I Flew With Canada's New 'Ultra-Affordable' Lynx Air & Here's How It Compares To Air Canada

Choose wisely!

Charlie Hart on board a Lynx Air flight. Right: The view out the window on an Air Canada flight.

Charlie Hart on board a Lynx Air flight. Right: The view out the window on an Air Canada flight.

This Review article is part of a Narcity Media series. The views expressed are the author's own and do not necessarily reflect the views of Narcity Media.

If you're looking to book your next Canadian vacay, there's no shortage of airlines to choose from but it can be hard to figure out if what you're getting is actually a good deal.

I flew on the brand-new "ultra-affordable" Lynx Air and Canada's largest airline Air Canada and there are plenty of differences between the two.

From the cost of baggage to food options, here's how Lynx Air and Air Canada stack up.

Cheaper fares

One of the main selling points for Lynx Air is that its base fares start from $49 for a one-way flight between Calgary and Vancouver, which is extremely cheap, and it's definitely going to be a selling point for a lot of people.

On May 2, the same day you can fly for $49 with Lynx Air, a flight with Air Canada on the same route costs $104 so there's a few dollars difference here.

When Lynx Air launches its Vancouver to Toronto flights on April 28, a one-way fare will cost $229. A similar flight with Air Canada currently costs $390 one-way on the same day.

You might want to pack light

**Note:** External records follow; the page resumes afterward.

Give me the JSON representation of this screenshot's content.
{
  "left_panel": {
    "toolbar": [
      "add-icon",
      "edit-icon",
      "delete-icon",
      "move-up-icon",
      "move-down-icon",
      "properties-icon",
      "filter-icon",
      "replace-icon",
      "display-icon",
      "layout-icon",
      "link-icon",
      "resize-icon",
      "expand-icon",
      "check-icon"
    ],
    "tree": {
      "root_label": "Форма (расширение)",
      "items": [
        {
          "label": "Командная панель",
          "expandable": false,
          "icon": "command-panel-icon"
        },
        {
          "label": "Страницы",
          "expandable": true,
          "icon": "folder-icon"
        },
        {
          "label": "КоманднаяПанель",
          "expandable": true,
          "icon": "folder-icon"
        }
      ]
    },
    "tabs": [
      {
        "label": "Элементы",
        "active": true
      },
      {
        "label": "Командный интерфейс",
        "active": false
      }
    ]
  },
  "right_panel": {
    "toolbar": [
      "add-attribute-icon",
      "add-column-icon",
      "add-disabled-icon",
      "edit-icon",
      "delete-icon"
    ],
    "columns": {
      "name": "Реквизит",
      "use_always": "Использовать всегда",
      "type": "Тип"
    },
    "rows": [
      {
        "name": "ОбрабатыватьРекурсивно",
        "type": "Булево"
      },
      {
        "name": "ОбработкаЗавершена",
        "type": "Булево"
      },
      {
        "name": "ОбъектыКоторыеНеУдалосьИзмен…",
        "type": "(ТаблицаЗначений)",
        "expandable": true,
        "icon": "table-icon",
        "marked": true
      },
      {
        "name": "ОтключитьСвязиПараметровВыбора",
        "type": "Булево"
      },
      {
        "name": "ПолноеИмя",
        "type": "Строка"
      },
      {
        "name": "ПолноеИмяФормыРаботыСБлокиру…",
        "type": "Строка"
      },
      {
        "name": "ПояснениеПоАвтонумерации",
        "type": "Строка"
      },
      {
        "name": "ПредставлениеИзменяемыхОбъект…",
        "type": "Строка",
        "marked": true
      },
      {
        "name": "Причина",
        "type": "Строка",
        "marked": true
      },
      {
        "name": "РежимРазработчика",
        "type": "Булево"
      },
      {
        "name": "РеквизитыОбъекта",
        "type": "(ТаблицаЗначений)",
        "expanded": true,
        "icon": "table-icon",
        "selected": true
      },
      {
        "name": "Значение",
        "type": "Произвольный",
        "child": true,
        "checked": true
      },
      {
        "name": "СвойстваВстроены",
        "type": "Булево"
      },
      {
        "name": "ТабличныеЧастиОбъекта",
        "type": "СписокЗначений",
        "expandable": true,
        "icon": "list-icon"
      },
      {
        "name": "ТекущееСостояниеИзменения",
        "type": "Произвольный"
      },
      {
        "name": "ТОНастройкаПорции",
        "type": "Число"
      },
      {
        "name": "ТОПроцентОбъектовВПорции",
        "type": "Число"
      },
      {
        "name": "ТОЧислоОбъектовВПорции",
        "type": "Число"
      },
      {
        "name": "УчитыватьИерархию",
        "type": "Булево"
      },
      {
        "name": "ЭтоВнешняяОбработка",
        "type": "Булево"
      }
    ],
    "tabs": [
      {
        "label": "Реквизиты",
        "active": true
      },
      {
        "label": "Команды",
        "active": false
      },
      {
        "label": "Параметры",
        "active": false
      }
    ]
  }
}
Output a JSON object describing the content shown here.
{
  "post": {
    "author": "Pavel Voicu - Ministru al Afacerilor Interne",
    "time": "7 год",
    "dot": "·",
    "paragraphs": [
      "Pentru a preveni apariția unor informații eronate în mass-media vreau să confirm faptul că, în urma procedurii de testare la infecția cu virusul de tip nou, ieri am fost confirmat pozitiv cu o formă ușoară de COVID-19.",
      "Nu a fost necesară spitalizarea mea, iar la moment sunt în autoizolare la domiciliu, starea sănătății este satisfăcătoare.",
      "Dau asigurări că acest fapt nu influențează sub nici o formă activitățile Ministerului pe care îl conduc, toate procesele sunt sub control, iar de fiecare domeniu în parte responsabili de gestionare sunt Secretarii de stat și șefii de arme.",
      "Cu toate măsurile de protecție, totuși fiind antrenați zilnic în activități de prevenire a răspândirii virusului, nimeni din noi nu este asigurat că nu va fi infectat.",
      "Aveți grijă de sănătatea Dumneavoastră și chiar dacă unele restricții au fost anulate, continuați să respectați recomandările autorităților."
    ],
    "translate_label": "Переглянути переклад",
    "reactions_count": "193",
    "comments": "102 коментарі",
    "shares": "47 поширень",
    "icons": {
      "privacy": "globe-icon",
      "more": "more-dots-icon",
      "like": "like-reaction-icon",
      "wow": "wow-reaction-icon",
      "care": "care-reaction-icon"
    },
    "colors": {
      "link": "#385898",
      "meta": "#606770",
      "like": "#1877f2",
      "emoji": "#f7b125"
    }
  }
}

When I flew on Lynx Air, I only had to bring one backpack and so I didn't have to pay any additional fees. If you do have to bring a carry-on or checked luggage, there's a cost involved and that depends on how far you're flying. It's also cheaper to pre-book luggage online starting from $29.99.

On Air Canada, I could bring one "personal item" like a handbag and a standard carry-on case for free, which is great for short trips. We had to pay for any checked luggage we had. An unexpected bonus was a very kind employee at check-in who let my partner take their guitar on board for free.

Stock up on snacks

While a lot of affordable airlines don't include food in your base fare, Lynx Air goes one step further by not offering food or drink on board at all. The airline even sends out a pre-flight email reminder that recommends stocking up on any drinks or snacks you might want in the terminal before boarding. As someone who doesn't really care about getting food on the plane, I really didn't find this to be an issue.

Air Canada has bottled water and some soft drinks available on their flights as part of your fare. As it was a slightly longer flight, there was also an option to buy snacks, sandwiches and alcoholic drinks on board. Again, I didn't go for this option but it's useful if you're suddenly hungry.

Bring your own entertainment

One of the other unique things about Lynx Air is there's no in-flight entertainment. I was only on a super short flight and so I didn't have any issues here and, if I was going to fly further, I'd just make sure to download things to watch or take a book.

My Air Canada flight had a screen and a range of movies and TV shows so I could sit back and relax during the flight. I really appreciated this. Just don't expect the same from Lynx Air.


Air Canada is obviously a huge airline, so it flies to more than 220 destinations on six continents.

Lynx is a lot smaller scale, currently flying to Calgary, Toronto, Vancouver, Kelowna and Winnipeg.

The verdict

Both experiences were pretty good and if you're looking to fly, I think it all comes down to the fare.

For a short trip like Calgary to Vancouver, Lynx is a really great option as you could get a base fare ticket and a carry-on bag for a great price. However, for a longer flight from the west to the east coast, Air Canada might prove to be a better deal, plus you can kick back with a movie to pass the time.

Before you get going, check out our Responsible Travel Guide so you can be informed, be safe, be smart, and most of all, be respectful on your adventure.

Charlie Hart
Charlie Hart was a Travel Creator for Narcity Media focused on Canadian and global travel and is based in Calgary, Alberta.